Bon Iver “Flume” For Emma, Forever Ago
I can listen to this album anytime of day, any day of the week. Justin Vernon aka Bon Iver, put out one of the best albums of the past few years! It’s beautiful, dreamy, haunting and very soulful. This is one of those times where it’s OK to believe the hype.


Mitch Hedberg “Belt” Do You Believe in Gosh
Mitch was not a musician but he was a very funny dude and one of my favorite comedians ever. I have two of his albums on my iPod and I listen to them often. It was no secret that Mitch had a drug-abuse problem, “I used to do drugs. I still do, but I used to, too” Mitch Hedberg passed away from a drug overdose March 29, 2005.


Donny Hathaway “The Ghetto” Live
You’ve got Stevie, Otis, Marvin, Sam, Ray, Marvin, Prince ... and then you’ve got Donny [who released] only three solo studio albums, one soundtrack, two live albums, a handful of singles and some great duets with Roberta Flack. Sadly Donny died at 33, with a death draped in mystery. Some say suicide, others say murder, either way he left this world too soon. “The Ghetto” was his first single, and this live version is a testament to Donny’s greatness.
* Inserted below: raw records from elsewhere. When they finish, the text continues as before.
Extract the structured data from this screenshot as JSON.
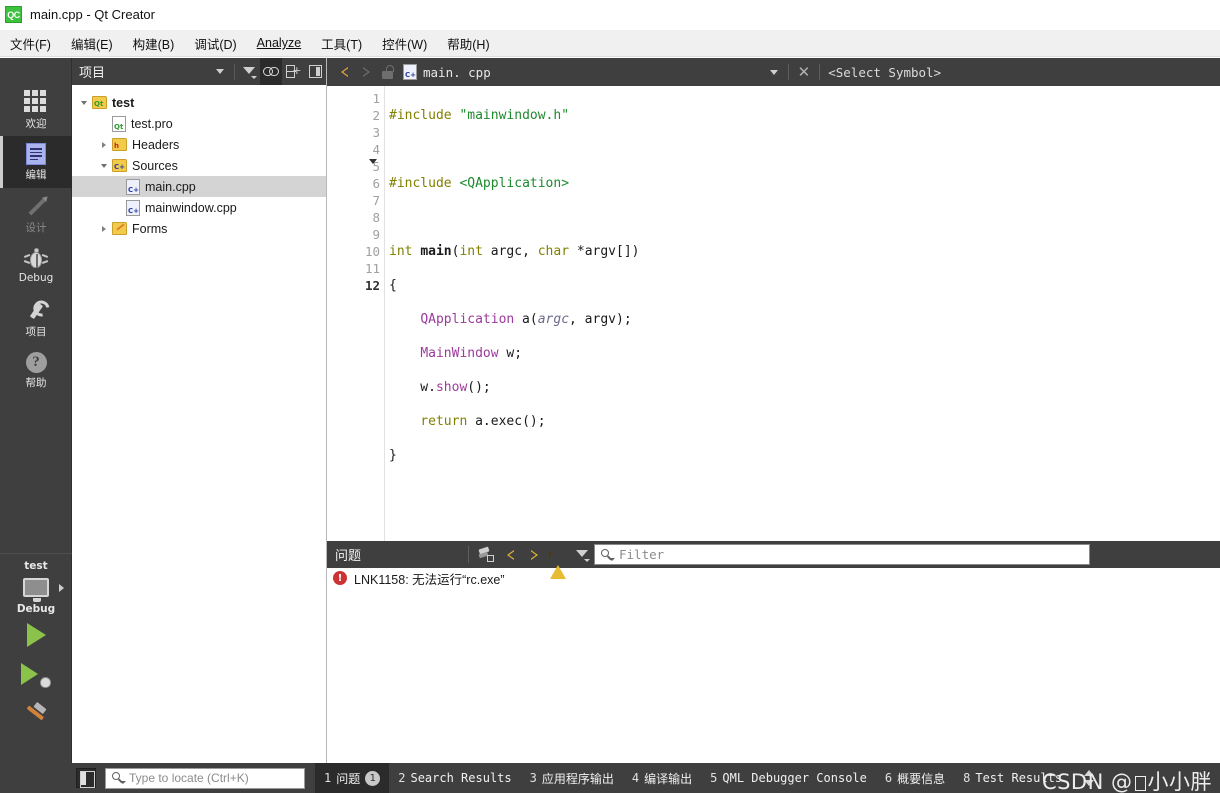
{
  "window": {
    "app_icon": "qt-creator-icon",
    "icon_text": "QC",
    "title": "main.cpp - Qt Creator"
  },
  "menubar": {
    "items": [
      {
        "label": "文件(F)",
        "accel": "F"
      },
      {
        "label": "编辑(E)",
        "accel": "E"
      },
      {
        "label": "构建(B)",
        "accel": "B"
      },
      {
        "label": "调试(D)",
        "accel": "D"
      },
      {
        "label": "Analyze",
        "accel": "A"
      },
      {
        "label": "工具(T)",
        "accel": "T"
      },
      {
        "label": "控件(W)",
        "accel": "W"
      },
      {
        "label": "帮助(H)",
        "accel": "H"
      }
    ]
  },
  "modebar": {
    "items": [
      {
        "label": "欢迎",
        "icon": "grid-icon",
        "state": "normal"
      },
      {
        "label": "编辑",
        "icon": "document-icon",
        "state": "active"
      },
      {
        "label": "设计",
        "icon": "pencil-icon",
        "state": "disabled"
      },
      {
        "label": "Debug",
        "icon": "bug-icon",
        "state": "normal"
      },
      {
        "label": "项目",
        "icon": "wrench-icon",
        "state": "normal"
      },
      {
        "label": "帮助",
        "icon": "question-circle-icon",
        "state": "normal"
      }
    ],
    "kit": {
      "project_name": "test",
      "kit_icon": "monitor-icon",
      "expand_icon": "chevron-right-icon",
      "build_config": "Debug"
    },
    "actions": [
      {
        "name": "run-button",
        "icon": "play-icon"
      },
      {
        "name": "debug-button",
        "icon": "play-bug-icon"
      },
      {
        "name": "build-button",
        "icon": "hammer-icon"
      }
    ]
  },
  "project_panel": {
    "title": "项目",
    "toolbar": [
      {
        "name": "view-selector-dropdown",
        "icon": "chevron-down-icon",
        "active": false
      },
      {
        "name": "filter-button",
        "icon": "funnel-icon",
        "active": false
      },
      {
        "name": "sync-with-editor-button",
        "icon": "link-icon",
        "active": true
      },
      {
        "name": "split-add-button",
        "icon": "split-add-icon",
        "active": false
      },
      {
        "name": "close-sidebar-button",
        "icon": "close-pane-icon",
        "active": false
      }
    ],
    "tree": [
      {
        "label": "test",
        "icon": "folder-qt-icon",
        "arrow": "down",
        "indent": 0,
        "bold": true,
        "selected": false
      },
      {
        "label": "test.pro",
        "icon": "file-qt-icon",
        "arrow": "none",
        "indent": 1,
        "bold": false,
        "selected": false
      },
      {
        "label": "Headers",
        "icon": "folder-h-icon",
        "arrow": "right",
        "indent": 1,
        "bold": false,
        "selected": false
      },
      {
        "label": "Sources",
        "icon": "folder-cpp-icon",
        "arrow": "down",
        "indent": 1,
        "bold": false,
        "selected": false
      },
      {
        "label": "main.cpp",
        "icon": "file-cpp-icon",
        "arrow": "none",
        "indent": 2,
        "bold": false,
        "selected": true
      },
      {
        "label": "mainwindow.cpp",
        "icon": "file-cpp-icon",
        "arrow": "none",
        "indent": 2,
        "bold": false,
        "selected": false
      },
      {
        "label": "Forms",
        "icon": "folder-forms-icon",
        "arrow": "right",
        "indent": 1,
        "bold": false,
        "selected": false
      }
    ]
  },
  "editor": {
    "toolbar": {
      "back_icon": "chevron-left-icon",
      "forward_icon": "chevron-right-icon",
      "lock_icon": "unlock-icon",
      "file_icon": "file-cpp-icon",
      "filename": "main. cpp",
      "dropdown_icon": "chevron-down-icon",
      "close_icon": "close-icon",
      "symbol_selector": "<Select Symbol>"
    },
    "current_line": 12,
    "fold_marker_line": 5,
    "line_count": 12,
    "lines": [
      {
        "n": 1,
        "tokens": [
          {
            "t": "#include ",
            "c": "pp"
          },
          {
            "t": "\"mainwindow.h\"",
            "c": "st"
          }
        ]
      },
      {
        "n": 2,
        "tokens": []
      },
      {
        "n": 3,
        "tokens": [
          {
            "t": "#include ",
            "c": "pp"
          },
          {
            "t": "<QApplication>",
            "c": "hdr"
          }
        ]
      },
      {
        "n": 4,
        "tokens": []
      },
      {
        "n": 5,
        "tokens": [
          {
            "t": "int ",
            "c": "k"
          },
          {
            "t": "main",
            "c": "kb"
          },
          {
            "t": "(",
            "c": "pl2"
          },
          {
            "t": "int",
            "c": "k"
          },
          {
            "t": " argc, ",
            "c": "pl2"
          },
          {
            "t": "char",
            "c": "k"
          },
          {
            "t": " *argv[])",
            "c": "pl2"
          }
        ]
      },
      {
        "n": 6,
        "tokens": [
          {
            "t": "{",
            "c": "pl2"
          }
        ]
      },
      {
        "n": 7,
        "tokens": [
          {
            "t": "    ",
            "c": "pl2"
          },
          {
            "t": "QApplication",
            "c": "ty"
          },
          {
            "t": " a(",
            "c": "pl2"
          },
          {
            "t": "argc",
            "c": "pm"
          },
          {
            "t": ", argv);",
            "c": "pl2"
          }
        ]
      },
      {
        "n": 8,
        "tokens": [
          {
            "t": "    ",
            "c": "pl2"
          },
          {
            "t": "MainWindow",
            "c": "ty"
          },
          {
            "t": " w;",
            "c": "pl2"
          }
        ]
      },
      {
        "n": 9,
        "tokens": [
          {
            "t": "    w.",
            "c": "pl2"
          },
          {
            "t": "show",
            "c": "ty"
          },
          {
            "t": "();",
            "c": "pl2"
          }
        ]
      },
      {
        "n": 10,
        "tokens": [
          {
            "t": "    ",
            "c": "pl2"
          },
          {
            "t": "return",
            "c": "k"
          },
          {
            "t": " a.exec();",
            "c": "pl2"
          }
        ]
      },
      {
        "n": 11,
        "tokens": [
          {
            "t": "}",
            "c": "pl2"
          }
        ]
      },
      {
        "n": 12,
        "tokens": []
      }
    ]
  },
  "issues_pane": {
    "title": "问题",
    "toolbar": [
      {
        "name": "clear-button",
        "icon": "clear-pane-icon"
      },
      {
        "name": "previous-issue-button",
        "icon": "chevron-left-icon"
      },
      {
        "name": "next-issue-button",
        "icon": "chevron-right-icon"
      },
      {
        "name": "filter-warnings-button",
        "icon": "warning-triangle-icon"
      },
      {
        "name": "filter-button",
        "icon": "funnel-icon"
      }
    ],
    "filter": {
      "placeholder": "Filter",
      "value": "",
      "icon": "magnifier-icon"
    },
    "rows": [
      {
        "severity": "error",
        "icon": "error-circle-icon",
        "text": "LNK1158: 无法运行“rc.exe”"
      }
    ]
  },
  "statusbar": {
    "sidebar_toggle_icon": "sidebar-toggle-icon",
    "locator": {
      "placeholder": "Type to locate (Ctrl+K)",
      "value": "",
      "icon": "magnifier-icon"
    },
    "tabs": [
      {
        "num": "1",
        "label": "问题",
        "badge": "1",
        "active": true
      },
      {
        "num": "2",
        "label": "Search Results",
        "badge": null,
        "active": false
      },
      {
        "num": "3",
        "label": "应用程序输出",
        "badge": null,
        "active": false
      },
      {
        "num": "4",
        "label": "编译输出",
        "badge": null,
        "active": false
      },
      {
        "num": "5",
        "label": "QML Debugger Console",
        "badge": null,
        "active": false
      },
      {
        "num": "6",
        "label": "概要信息",
        "badge": null,
        "active": false
      },
      {
        "num": "8",
        "label": "Test Results",
        "badge": null,
        "active": false
      }
    ],
    "resize_icon": "up-down-arrows-icon",
    "watermark_prefix": "CSDN @",
    "watermark_suffix": "小小胖"
  },
  "colors": {
    "chrome_dark": "#3f3f3f",
    "chrome_active": "#2b2b2b",
    "accent_green": "#8ac24a",
    "error_red": "#cc3333",
    "warn_yellow": "#e8bc32",
    "selection_grey": "#d4d4d4",
    "string_green": "#1d8a2e",
    "keyword_olive": "#808000",
    "type_purple": "#9b3b9b"
  }
}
Chet Baker “It Could Happen To You” It Could Happen To You
Chet Baker is best known for his chops on the trumpet, but he also had an amazing voice. His vocal version of “My Funny Valentine” is almost as common on Valentine’s Day as a box of cheap chocolates & having no date. Check out the entire album from 1958 for a good dose of “feel good”.